His first certain work dated and signed in 1473 is the drawing ''Paesaggio con Fiume'' (Landscape with river) now exposed in the Cabinet of drawings and prints of the Uffizi. Still, at the Uffizi you can see many of his works including the famous Annunciazione, of which there is a second smaller version preserved in the Louvre and the unfinished Adoration of the Magi. But Tuscany celebrates its great genius also, or above all, in Vinci. Start with a visit to the Leonardo Museum, which focuses attention on its inventions, including war machines, instruments, and revolving cranes.  Continue your tour to discover the works of contemporary art that the village has dedicated to him. Like the Piazza Dei Guidi designed by Mimmo Paladino.
Keep going and, after three kilometres, you'll find Anchiano, Leonardo's birthplace. Here a life-size Leonardo hologram meets visitors, telling images, memories and landscapes of his life between Vinci and Florence.


Florence, panoramic view


In Milan, where he spent most of his life

Leonardo's relationship with Milan was long and productive: he spent 17 years at the court of Ludovico il Moro.
It is not for nothing that the Museum of Science and Technology is named after him. And any tour of Leonardo should start here.
The museum houses dozens of Leonardo's machines whose sketch versions are contained in many of the treaties preserved at the Pinacoteca Ambrosiana, another cult place for fans of the Tuscan genius.
Another Milanese stop is the Cenacolo Vinciano. A visit to the Last Supper is a must for anyone walking in the city but needs to be booked well in advance.
But the Leonardo genius is also made of architecture and great works. So much so that many often attribute to Leonardo the design of Milan's water canals.


Milan Cathedral from the Square
In reality, the canal system has much older origins, but it is certain that between 1506 and 1513 da Vinci studied the San Marco basin for a long time to find the way to connect the Martesana Canal with a system of locks and channels.
His project was beautiful: connecting the river Adda with the Ticino in an extraordinary system of canals.
But this was not the only one unfinished project.
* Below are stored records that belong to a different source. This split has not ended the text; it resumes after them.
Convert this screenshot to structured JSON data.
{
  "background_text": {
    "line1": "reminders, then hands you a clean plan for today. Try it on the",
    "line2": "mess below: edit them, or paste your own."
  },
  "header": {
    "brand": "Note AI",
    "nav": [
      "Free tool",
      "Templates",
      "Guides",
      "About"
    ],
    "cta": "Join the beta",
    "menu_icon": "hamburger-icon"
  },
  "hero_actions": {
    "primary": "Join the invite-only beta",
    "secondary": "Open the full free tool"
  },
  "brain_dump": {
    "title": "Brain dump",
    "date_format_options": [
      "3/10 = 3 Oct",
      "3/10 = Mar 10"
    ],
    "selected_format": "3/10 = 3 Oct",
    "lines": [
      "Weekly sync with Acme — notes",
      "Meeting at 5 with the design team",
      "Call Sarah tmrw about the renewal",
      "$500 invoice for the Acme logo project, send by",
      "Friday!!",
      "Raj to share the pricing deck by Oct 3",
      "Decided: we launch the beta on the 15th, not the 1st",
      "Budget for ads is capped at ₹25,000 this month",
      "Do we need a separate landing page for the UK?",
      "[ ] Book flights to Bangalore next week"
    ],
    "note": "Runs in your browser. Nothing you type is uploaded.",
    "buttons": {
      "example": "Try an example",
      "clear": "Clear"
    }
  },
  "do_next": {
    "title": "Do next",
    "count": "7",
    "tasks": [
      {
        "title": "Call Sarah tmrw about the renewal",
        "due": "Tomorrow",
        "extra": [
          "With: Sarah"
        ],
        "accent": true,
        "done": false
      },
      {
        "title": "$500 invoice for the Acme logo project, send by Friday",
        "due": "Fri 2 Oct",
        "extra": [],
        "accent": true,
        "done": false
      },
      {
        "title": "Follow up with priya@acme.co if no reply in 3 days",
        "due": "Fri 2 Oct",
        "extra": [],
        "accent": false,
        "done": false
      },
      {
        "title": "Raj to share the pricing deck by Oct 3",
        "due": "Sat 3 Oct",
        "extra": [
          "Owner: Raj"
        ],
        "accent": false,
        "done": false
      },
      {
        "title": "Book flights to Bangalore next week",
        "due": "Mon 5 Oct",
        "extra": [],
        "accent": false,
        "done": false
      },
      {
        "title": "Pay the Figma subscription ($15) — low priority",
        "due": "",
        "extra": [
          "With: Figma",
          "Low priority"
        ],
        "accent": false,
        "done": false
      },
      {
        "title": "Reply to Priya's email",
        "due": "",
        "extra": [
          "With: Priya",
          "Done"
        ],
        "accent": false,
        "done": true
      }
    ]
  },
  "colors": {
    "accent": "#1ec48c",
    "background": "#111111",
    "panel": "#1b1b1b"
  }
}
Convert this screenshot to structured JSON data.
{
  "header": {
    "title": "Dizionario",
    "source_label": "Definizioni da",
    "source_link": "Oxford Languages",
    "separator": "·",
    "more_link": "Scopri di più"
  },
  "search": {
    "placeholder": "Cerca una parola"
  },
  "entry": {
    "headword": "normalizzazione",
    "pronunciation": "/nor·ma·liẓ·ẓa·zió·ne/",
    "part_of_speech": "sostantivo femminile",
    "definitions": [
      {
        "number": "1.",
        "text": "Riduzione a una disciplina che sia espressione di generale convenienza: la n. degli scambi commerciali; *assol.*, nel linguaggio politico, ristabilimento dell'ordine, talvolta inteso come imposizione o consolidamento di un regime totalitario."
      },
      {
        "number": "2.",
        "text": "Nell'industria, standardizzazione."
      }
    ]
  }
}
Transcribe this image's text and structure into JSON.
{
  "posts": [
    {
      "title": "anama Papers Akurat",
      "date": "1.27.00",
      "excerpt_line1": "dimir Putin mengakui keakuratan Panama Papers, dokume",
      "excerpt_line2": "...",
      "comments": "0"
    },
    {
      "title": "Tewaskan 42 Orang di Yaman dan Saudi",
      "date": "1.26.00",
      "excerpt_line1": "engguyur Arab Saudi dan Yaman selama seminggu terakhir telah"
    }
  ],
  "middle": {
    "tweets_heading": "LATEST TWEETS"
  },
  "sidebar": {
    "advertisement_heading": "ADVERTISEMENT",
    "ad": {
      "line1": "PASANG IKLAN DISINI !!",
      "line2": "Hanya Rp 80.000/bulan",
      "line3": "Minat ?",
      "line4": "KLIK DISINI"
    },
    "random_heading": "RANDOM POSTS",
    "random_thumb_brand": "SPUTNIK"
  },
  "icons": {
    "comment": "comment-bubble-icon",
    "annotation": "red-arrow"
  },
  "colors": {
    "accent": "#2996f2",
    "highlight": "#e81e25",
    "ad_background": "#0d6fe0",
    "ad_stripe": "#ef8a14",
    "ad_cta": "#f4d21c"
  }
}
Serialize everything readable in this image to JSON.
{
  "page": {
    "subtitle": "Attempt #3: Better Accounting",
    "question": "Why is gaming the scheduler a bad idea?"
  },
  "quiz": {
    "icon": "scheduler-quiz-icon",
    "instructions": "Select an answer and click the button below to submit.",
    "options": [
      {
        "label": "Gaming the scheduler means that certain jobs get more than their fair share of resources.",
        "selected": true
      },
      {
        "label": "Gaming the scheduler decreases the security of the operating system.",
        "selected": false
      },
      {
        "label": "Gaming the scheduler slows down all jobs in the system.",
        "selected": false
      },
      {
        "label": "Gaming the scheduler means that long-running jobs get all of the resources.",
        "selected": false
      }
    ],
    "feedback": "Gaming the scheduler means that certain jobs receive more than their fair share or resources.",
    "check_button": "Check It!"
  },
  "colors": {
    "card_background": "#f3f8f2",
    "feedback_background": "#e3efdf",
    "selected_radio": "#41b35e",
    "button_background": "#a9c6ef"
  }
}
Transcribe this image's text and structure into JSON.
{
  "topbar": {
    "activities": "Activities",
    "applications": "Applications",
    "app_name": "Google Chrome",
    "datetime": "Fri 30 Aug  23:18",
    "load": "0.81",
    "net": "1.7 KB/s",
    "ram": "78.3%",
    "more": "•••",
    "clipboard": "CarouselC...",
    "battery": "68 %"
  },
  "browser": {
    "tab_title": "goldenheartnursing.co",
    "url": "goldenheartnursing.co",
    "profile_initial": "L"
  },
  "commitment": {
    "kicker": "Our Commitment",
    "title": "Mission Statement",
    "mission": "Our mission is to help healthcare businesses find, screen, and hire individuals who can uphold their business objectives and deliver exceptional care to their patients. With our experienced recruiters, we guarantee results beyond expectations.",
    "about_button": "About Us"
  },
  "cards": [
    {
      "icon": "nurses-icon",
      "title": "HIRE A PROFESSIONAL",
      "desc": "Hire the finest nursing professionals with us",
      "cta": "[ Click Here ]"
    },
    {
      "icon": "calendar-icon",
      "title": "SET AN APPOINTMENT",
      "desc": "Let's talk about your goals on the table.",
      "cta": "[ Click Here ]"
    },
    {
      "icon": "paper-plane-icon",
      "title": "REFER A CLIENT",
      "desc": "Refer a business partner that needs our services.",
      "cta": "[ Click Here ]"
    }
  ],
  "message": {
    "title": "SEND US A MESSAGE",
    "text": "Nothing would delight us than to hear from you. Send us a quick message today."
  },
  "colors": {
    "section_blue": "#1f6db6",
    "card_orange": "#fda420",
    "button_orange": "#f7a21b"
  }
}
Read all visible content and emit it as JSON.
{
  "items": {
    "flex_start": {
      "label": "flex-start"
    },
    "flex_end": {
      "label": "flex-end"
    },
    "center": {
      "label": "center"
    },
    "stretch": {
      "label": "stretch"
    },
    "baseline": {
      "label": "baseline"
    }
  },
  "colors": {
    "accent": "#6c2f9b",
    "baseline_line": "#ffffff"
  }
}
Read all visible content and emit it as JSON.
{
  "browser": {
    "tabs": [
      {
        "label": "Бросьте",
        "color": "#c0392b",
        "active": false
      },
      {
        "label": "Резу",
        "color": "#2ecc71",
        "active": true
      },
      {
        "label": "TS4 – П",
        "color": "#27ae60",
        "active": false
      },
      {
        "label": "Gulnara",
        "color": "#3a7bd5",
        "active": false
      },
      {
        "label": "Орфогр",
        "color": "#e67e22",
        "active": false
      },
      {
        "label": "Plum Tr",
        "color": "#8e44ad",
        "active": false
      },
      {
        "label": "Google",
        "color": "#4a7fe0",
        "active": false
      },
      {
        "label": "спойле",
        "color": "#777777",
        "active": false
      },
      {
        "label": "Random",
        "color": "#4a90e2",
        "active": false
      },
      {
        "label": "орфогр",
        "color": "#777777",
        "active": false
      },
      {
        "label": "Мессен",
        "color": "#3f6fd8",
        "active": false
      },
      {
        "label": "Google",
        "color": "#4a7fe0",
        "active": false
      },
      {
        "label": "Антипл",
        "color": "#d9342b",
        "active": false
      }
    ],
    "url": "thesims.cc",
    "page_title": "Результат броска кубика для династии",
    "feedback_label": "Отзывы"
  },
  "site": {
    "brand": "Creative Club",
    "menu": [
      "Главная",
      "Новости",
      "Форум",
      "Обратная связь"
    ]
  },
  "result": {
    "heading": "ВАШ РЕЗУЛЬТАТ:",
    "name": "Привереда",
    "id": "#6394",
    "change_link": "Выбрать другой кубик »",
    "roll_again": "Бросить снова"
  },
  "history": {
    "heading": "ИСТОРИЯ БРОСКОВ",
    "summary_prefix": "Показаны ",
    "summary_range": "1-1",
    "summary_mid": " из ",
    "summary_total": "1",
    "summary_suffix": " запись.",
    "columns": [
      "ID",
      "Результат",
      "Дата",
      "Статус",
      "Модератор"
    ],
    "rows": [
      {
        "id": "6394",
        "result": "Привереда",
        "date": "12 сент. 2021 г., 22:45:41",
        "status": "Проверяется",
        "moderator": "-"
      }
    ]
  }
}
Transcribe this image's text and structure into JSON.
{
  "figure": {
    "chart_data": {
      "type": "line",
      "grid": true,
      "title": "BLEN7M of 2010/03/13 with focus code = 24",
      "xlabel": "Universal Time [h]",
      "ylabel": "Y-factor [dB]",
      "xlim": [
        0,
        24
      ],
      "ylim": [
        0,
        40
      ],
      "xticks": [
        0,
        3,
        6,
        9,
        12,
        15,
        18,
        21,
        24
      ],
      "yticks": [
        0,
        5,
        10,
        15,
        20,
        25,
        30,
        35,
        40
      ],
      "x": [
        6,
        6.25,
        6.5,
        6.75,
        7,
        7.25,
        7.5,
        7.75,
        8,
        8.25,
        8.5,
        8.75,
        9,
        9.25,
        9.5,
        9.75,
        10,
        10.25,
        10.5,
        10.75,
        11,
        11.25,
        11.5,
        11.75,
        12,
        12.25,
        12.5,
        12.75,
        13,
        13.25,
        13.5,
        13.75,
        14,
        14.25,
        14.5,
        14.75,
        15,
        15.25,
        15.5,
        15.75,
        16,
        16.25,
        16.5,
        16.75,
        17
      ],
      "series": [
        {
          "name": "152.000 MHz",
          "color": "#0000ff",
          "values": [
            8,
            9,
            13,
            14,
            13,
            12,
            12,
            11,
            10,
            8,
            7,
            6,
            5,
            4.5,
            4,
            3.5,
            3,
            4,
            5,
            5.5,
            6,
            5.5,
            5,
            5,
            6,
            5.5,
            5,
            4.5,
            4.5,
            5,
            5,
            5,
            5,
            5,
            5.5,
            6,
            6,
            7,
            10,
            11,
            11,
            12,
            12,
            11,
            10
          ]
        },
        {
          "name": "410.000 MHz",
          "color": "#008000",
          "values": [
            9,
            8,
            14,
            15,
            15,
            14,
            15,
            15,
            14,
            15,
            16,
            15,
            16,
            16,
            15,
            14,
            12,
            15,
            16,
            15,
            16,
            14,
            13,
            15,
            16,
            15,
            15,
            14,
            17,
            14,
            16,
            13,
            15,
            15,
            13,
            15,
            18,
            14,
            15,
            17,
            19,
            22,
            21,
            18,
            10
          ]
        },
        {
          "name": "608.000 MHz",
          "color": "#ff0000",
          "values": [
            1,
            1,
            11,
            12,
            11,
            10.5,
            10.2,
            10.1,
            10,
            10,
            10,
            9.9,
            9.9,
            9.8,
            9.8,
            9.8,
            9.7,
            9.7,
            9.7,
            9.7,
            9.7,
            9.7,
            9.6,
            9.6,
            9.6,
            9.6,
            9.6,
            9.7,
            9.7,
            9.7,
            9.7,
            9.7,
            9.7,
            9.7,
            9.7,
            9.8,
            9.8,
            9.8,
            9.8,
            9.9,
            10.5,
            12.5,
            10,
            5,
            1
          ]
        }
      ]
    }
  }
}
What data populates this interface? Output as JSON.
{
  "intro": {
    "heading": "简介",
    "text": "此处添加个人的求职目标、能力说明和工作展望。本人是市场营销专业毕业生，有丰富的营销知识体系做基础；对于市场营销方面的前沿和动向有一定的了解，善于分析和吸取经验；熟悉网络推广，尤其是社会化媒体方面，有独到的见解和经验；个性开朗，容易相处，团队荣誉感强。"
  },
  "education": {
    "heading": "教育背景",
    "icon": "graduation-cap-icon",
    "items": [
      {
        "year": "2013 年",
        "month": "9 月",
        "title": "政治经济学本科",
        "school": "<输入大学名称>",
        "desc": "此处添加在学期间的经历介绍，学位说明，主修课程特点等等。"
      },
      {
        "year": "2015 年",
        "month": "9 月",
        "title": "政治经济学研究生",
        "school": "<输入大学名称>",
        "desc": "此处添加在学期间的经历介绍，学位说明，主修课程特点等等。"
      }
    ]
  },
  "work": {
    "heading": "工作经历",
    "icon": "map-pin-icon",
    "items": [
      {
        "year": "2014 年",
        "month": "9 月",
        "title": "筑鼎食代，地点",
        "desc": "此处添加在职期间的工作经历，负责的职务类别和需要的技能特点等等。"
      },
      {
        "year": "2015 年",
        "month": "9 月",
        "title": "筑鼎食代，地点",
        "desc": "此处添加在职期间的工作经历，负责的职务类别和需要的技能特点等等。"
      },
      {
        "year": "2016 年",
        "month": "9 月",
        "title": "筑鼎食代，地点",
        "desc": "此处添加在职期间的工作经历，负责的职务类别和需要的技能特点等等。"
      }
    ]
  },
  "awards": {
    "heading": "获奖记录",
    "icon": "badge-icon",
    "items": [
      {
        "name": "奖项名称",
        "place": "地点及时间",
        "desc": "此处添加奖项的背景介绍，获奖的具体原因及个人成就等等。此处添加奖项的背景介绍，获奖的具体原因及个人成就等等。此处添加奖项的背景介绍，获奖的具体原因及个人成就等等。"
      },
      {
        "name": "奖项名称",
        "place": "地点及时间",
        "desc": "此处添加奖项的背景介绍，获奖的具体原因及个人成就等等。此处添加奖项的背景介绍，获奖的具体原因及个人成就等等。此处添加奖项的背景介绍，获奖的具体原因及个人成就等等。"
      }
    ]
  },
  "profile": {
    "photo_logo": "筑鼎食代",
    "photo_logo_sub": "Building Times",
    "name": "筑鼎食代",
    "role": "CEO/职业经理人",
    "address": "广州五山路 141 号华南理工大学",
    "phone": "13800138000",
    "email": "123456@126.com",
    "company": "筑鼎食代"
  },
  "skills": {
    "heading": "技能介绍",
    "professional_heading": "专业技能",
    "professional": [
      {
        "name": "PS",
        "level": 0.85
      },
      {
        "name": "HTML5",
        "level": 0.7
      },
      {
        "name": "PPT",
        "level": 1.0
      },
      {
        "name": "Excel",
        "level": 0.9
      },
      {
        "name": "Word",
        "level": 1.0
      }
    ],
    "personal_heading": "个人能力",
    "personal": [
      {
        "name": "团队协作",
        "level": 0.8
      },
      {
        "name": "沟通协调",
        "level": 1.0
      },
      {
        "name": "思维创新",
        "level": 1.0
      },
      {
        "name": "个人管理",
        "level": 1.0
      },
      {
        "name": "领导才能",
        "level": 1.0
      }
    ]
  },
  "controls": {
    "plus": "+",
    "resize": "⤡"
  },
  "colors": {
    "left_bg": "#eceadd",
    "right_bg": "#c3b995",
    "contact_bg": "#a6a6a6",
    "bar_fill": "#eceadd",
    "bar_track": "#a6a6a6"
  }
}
Famous is the story of the bronze statue of Leonardo's horse that Ludovico il Moro commissioned him, but which was never completed except in a partial version today exposed at the entrance of the Hippodrome.


We find many traces of Leonardo's passage also in Vigevano and surroundings (province of Pavia).
The permanence of Leonardo in these areas is well documented and the evidence of his cultural heritage are many. Starting from the stable of the Castello Sforzesco, the covered and the elevated roads. And then there is the Piazza Ducale that, undeniably, recalls Leonardo's drawings of the ideal city.  
The water mill of Mora Bassa dell'Est Sesia, a fifteenth-century residence and meeting place between Ludovico il Moro and Cecilia Gallerani (the Lady with the Ermine), today hosts a permanent exhibition on Leonardo's machines.
And at the castle of Vigevano is another Leonardo museum. An interactive institution that proposes a journey through life and the works of the Tuscan genius.

In the Vatican City

The Papal Basilica of St. Peter in the Vatican
One of the most intriguing works for its complexity and attention to anatomy is found instead at the Vatican Art Gallery. This is the oil painting of San Girolamo il Penitente (St Jerome in the Wilderness). Dating around 1480 and, as many works by Leonardo, this also is not finished, but it contains in itself many of the characteristics later developed by Leonardo. From the details of the body to the surrounding landscape.